Introduction: The Foundation of Stability
In the realm of construction and woodworking, the significance of precision cannot be overstated. The smallest details often make the biggest difference, and this is especially true when it comes to fastening elements together securely. When dealing with 5/16 lag screws, one fundamental step stands out – the creation of a pilot hole. Serving as the foundation of stability, a pilot hole is a crucial element that ensures the seamless integration of lag screws, preventing potential issues such as splitting or misalignment.
The Purpose of Precision: Reducing Splitting Risks
Creating a pilot hole for a 5/16 lag screw serves a vital purpose in reducing the risk of wood splitting. The forces exerted during the insertion of a lag screw can place tremendous pressure on the surrounding wood fibers. Without a pilot hole, this pressure can cause the wood to crack or split, compromising the structural integrity of the material. The pilot hole provides a pre-determined path for the screw, allowing for a controlled and gradual insertion that minimizes the chances of splitting.
Alignment Matters: Avoiding Misalignment Woes
Ensuring that a 5/16 lag screw aligns perfectly with its intended target is another critical reason to create a pilot hole. Misalignment can lead to a variety of issues, ranging from cosmetic imperfections to weakened joints. By establishing a pilot hole, craftsmen and builders can guide the screw precisely into position, preventing any deviation from the intended path. This meticulous approach not only enhances the aesthetic quality of the final product but also guarantees the structural soundness of the assembled components.
Enhancing Efficiency: Easier Insertion and Tighter Grip
Beyond preventing splitting and ensuring alignment, a pilot hole streamlines the overall process of inserting a 5/16 lag screw.
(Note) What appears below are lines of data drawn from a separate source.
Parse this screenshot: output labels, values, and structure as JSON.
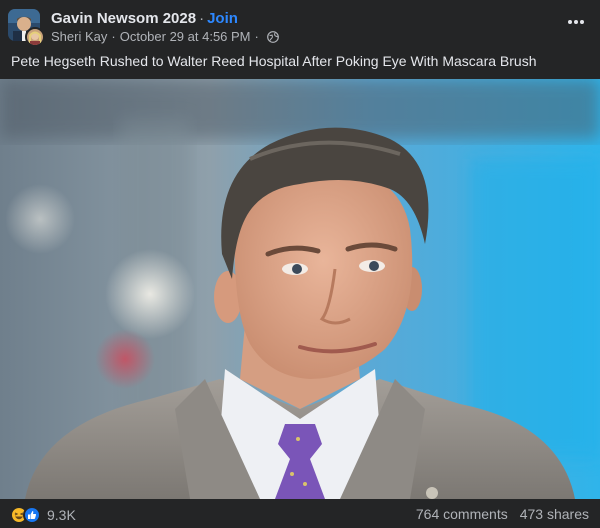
{
  "post": {
    "group_name": "Gavin Newsom 2028",
    "join_label": "Join",
    "author": "Sheri Kay",
    "timestamp": "October 29 at 4:56 PM",
    "caption": "Pete Hegseth Rushed to Walter Reed Hospital After Poking Eye With Mascara Brush",
    "photo_icon": "photo-of-man-in-gray-suit",
    "privacy_icon": "globe-icon",
    "more_icon": "more-options-icon"
  },
  "footer": {
    "reaction_icons": [
      "haha-emoji-icon",
      "like-icon"
    ],
    "reaction_count": "9.3K",
    "comments": "764 comments",
    "shares": "473 shares"
  },
  "colors": {
    "background": "#242526",
    "text_primary": "#e4e6eb",
    "text_secondary": "#b0b3b8",
    "link_blue": "#2d88ff",
    "like_blue": "#1877f2",
    "haha_yellow": "#f7b928"
  }
}
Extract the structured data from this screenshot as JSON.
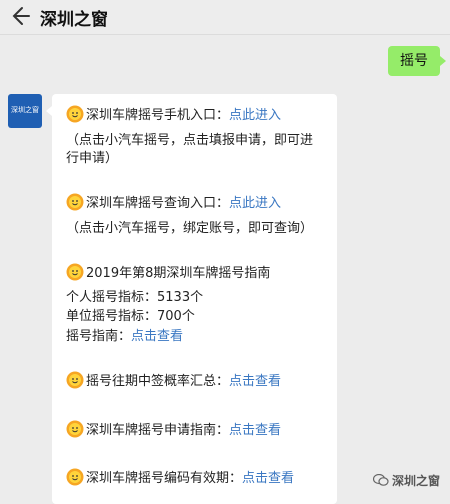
{
  "header": {
    "title": "深圳之窗",
    "back_icon": "back-arrow-icon"
  },
  "outgoing": {
    "text": "摇号"
  },
  "avatar": {
    "text": "深圳之窗",
    "color": "#1f5fb3"
  },
  "message": {
    "items": [
      {
        "prefix": "深圳车牌摇号手机入口：",
        "link": "点此进入"
      },
      {
        "text": "（点击小汽车摇号，点击填报申请，即可进"
      },
      {
        "text": "行申请）"
      },
      {
        "prefix": "深圳车牌摇号查询入口：",
        "link": "点此进入"
      },
      {
        "text": "（点击小汽车摇号，绑定账号，即可查询）"
      },
      {
        "prefix": "2019年第8期深圳车牌摇号指南"
      },
      {
        "text": "个人摇号指标：5133个"
      },
      {
        "text": "单位摇号指标：700个"
      },
      {
        "prefix": "摇号指南：",
        "link": "点击查看"
      },
      {
        "prefix": "摇号往期中签概率汇总：",
        "link": "点击查看"
      },
      {
        "prefix": "深圳车牌摇号申请指南：",
        "link": "点击查看"
      },
      {
        "prefix": "深圳车牌摇号编码有效期：",
        "link": "点击查看"
      }
    ]
  },
  "watermark": {
    "text": "深圳之窗"
  },
  "colors": {
    "link": "#3a77c2",
    "outgoing_bubble": "#95ec69",
    "background": "#ececec"
  }
}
The hole reduces the resistance encountered during screw insertion, making the task more efficient and less strenuous. Additionally, a well-designed pilot hole allows for a tighter grip between the screw and the material, enhancing the overall stability of the connection. This increased stability is particularly crucial in load-bearing applications, where the reliability of every fastening point is paramount. pilot hole for 5/16 lag screw